Why do dogs wag their tails – Decode dog language through tail wagging action, tail wagging speed, a guide to taking care of your pet dog like an expert.
Why dogs wag their tails is an interesting question that many owners are still struggling to find the answer to. What does a dog’s tail wagging represent? Just like cats, dogs also have their own way of expressing their language. They use their tails to communicate, based on the position and movement of the tail we know their emotional state. Today, we will go with you to find the answer to the question “Why do dogs wag their tails” through the article below!
Why do dogs wag their tails? Decoding dog language by wagging tail
Tail wagging is a form of dog communication
To answer the question “why do dogs wag their tails”, first let’s find out through the dog’s tail. The tail of a dog is a part that helps them keep their balance, just like the use of the bar that people swing in the air or hold. The rear tail helps the dog balance with the front part of the body that is always waiting to rush away in the hunt, helping the dog brake hard without falling to the side, or run and jump very smoothly when moving through the roads. narrow.
The act of wagging the tail has now changed its function and has become a sign and method of communication for dogs. Your pet will never wag if alone, dogs only wag their tails when other living things are nearby – like a human, another dog breed, a cat, or even a gust of wind. brought to life.
Dogs wag their tails to show emotions
Scientists have found that the way a dog wags its tail provides information about what it is feeling itself.

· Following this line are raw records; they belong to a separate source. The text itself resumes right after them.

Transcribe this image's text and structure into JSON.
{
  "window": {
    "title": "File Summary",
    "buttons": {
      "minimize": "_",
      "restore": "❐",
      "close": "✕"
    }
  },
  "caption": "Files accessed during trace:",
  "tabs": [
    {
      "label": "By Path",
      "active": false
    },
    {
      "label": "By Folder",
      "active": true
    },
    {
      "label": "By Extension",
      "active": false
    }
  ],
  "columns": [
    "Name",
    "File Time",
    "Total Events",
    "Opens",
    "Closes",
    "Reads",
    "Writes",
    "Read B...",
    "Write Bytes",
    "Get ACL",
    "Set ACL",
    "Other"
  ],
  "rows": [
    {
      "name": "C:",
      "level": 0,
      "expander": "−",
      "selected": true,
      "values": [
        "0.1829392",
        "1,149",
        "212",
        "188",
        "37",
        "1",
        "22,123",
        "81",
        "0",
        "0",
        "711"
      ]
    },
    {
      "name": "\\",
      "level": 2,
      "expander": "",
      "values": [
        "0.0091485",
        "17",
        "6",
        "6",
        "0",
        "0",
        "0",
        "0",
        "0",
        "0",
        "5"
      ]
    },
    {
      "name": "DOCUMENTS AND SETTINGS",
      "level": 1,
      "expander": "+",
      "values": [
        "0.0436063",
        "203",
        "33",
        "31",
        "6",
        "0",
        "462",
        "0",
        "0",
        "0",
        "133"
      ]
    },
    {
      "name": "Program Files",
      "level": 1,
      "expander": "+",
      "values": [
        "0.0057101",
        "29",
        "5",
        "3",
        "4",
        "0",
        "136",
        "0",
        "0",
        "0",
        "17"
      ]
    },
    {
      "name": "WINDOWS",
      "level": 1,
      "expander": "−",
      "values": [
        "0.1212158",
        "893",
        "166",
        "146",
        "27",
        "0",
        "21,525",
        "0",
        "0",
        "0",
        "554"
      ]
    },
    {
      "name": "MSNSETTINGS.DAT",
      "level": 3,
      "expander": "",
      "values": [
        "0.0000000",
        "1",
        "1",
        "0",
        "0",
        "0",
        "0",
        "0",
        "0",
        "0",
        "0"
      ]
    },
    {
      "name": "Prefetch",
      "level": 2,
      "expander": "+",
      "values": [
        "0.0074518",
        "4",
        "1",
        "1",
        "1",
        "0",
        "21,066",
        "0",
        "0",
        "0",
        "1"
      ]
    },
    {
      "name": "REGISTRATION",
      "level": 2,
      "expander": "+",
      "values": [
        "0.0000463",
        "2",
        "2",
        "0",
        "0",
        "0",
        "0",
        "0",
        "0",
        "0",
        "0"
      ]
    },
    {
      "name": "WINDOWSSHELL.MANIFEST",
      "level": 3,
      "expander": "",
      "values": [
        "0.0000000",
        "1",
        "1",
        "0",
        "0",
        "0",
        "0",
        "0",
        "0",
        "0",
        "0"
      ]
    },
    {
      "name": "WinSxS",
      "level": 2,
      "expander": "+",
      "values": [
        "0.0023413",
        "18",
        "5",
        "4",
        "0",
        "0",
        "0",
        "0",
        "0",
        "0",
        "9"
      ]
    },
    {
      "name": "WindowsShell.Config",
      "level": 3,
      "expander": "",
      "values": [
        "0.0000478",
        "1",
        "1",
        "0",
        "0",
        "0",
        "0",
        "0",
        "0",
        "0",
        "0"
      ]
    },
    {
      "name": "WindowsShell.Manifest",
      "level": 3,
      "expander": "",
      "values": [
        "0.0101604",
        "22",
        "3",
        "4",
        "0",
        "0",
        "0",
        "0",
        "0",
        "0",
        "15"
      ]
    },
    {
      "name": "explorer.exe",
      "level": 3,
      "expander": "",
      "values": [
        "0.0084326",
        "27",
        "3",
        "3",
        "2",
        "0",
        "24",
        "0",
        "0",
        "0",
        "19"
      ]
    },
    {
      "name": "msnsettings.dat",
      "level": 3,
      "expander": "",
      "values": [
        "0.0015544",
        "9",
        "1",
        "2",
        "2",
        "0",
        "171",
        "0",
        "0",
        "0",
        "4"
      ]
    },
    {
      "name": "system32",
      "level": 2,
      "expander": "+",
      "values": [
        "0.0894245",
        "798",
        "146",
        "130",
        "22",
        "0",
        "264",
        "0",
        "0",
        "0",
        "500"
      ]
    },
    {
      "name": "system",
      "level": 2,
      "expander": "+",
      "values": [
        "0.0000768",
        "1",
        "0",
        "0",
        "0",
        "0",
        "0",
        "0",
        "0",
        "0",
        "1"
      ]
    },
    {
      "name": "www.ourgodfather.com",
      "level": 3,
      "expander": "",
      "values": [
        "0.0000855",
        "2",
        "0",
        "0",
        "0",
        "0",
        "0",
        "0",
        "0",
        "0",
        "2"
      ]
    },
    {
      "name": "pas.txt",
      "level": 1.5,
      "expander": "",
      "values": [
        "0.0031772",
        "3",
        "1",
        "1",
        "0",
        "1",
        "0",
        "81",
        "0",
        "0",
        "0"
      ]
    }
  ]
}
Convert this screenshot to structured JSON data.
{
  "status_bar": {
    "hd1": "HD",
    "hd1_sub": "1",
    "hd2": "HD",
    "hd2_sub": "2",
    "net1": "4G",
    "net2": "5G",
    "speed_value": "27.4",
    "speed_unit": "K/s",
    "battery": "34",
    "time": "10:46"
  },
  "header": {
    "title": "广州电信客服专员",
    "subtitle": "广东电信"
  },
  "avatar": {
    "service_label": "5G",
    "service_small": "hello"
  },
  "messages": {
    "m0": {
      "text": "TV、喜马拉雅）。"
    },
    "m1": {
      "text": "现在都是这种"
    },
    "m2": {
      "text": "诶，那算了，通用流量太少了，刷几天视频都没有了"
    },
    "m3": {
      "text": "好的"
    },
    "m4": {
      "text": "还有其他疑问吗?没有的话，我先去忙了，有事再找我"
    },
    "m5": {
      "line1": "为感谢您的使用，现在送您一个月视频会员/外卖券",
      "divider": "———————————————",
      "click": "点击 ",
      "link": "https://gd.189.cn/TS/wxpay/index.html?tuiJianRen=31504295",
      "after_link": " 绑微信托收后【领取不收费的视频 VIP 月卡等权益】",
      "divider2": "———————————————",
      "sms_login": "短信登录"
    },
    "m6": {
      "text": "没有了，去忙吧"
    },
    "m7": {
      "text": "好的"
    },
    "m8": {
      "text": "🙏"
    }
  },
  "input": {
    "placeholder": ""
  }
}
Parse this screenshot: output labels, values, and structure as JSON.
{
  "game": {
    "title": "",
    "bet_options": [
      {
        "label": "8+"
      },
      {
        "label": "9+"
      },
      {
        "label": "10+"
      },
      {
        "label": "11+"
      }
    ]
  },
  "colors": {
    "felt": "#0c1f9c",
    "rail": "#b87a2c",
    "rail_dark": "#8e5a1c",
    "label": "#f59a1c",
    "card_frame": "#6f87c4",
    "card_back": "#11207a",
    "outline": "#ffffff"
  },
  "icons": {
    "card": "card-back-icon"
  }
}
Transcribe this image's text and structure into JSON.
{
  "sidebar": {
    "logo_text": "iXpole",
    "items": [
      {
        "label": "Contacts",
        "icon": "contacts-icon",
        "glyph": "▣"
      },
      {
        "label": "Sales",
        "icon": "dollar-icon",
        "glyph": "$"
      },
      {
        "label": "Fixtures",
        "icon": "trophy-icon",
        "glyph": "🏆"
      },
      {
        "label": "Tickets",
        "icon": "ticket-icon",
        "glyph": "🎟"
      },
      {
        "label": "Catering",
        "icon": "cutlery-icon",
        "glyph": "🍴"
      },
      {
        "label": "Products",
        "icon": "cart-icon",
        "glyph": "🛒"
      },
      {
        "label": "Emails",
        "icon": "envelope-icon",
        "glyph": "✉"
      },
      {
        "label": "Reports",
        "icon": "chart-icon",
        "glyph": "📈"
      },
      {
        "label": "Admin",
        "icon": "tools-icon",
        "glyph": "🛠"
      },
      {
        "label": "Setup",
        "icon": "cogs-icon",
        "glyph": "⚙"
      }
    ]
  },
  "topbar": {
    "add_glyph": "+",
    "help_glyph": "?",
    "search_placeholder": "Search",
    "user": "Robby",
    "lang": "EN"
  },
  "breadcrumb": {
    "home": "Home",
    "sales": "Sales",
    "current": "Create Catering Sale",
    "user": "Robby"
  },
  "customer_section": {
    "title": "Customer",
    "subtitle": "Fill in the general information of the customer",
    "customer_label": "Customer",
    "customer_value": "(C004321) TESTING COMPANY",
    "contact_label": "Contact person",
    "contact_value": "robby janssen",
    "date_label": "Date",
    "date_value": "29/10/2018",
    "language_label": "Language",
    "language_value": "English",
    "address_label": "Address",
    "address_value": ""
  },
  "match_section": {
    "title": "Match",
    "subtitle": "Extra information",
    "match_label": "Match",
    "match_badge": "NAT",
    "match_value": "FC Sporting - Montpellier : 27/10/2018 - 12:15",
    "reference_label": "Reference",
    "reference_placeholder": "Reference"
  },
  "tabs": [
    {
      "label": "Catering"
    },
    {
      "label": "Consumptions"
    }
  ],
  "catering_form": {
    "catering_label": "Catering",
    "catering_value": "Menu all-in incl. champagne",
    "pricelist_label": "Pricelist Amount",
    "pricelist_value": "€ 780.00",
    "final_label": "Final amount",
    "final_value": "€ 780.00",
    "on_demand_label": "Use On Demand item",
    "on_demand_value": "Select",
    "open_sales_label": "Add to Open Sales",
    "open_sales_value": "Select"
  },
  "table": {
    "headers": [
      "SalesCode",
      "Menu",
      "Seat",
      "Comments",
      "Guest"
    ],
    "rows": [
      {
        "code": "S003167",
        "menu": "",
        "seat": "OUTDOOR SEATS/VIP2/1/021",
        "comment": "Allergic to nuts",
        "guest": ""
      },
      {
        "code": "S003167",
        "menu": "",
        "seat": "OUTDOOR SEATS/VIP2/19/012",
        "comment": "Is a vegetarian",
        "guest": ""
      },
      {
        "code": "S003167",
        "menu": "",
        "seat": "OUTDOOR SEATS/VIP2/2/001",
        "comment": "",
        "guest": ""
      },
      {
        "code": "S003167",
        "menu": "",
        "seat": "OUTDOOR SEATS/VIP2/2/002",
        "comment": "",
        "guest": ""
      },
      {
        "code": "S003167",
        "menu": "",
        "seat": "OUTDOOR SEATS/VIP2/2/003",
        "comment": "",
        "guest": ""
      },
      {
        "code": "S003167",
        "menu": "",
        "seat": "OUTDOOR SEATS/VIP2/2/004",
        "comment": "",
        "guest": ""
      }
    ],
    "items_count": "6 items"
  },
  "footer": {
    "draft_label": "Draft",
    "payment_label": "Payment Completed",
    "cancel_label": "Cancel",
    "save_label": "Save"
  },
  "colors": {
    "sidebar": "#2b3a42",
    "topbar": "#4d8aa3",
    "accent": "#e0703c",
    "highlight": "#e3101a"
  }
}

Specifically, tail wagging to the right indicates positive emotions, tail wagging to the left indicates negative emotions.
This phenomenon is also understandable because the left hemisphere of the brain controls the right side of the body and vice versa. Behavioral studies of various animals have shown that the left hemisphere of the brain is associated with positive emotions and the right hemisphere is associated with negative emotions.
Just like cats, dogs communicate by position and tail movements. Please understand these actions to understand your dog’s needs and desires.
Dogs wag their tails in a circle: A dog whose tail is swinging back and forth in a circular motion must be happy and relaxed.
Dogs wagging tail down: Dogs that are scared or feel pressured will often lower or lower their tails between their hind legs.
Whispering Tail Dog: An excited dog will wag his tail while running, twirling, or trying to bite his tail. Your uncle’s excitement can come from a positive factor such as an outdoor walk with the owner, or from a negative cause such as discovering a stranger loitering near the house.
The dog is wagging its tail horizontally: a straight tail can indicate that the dog is extremely alert or attentive or curious to explore something nearby. Traditional hunting dogs such as the sport terrier or the English spotter also often keep their tails straight when aiming for a certain object.
Sudden wagging tail: when a dog moves his tail from low to high or to an upright position, he may be angry.
Distinguish the speed of the dog’s tail wagging
The speed at which dogs wag their tails can also say a lot about their moods.
Quick Waving: A short wag often occurs when dogs meet and he feels shy of the other.
Waving wide, long: This is a friendly dog, does not harm anyone, you can make friends immediately if you see the dog showing this expression.
Waving slowly, hesitantly: The dog may be feeling nervous. Other signs that he is worried are avoiding eye contact, refusing food, or ignoring what is happening around him.
Waving at high, fast speeds: A sudden, short, quick wag is often a sign that the dog is preparing to dash or fight. Be sure to pay close attention if you see this.
Tail wagging in dogs can actually mean quite a few different things, depending on how the tail is held, how wide or short the wagging is, and how quickly the tail moves. Perhaps after reading the article, you also have the answer to the question “why do dogs wag their tails”?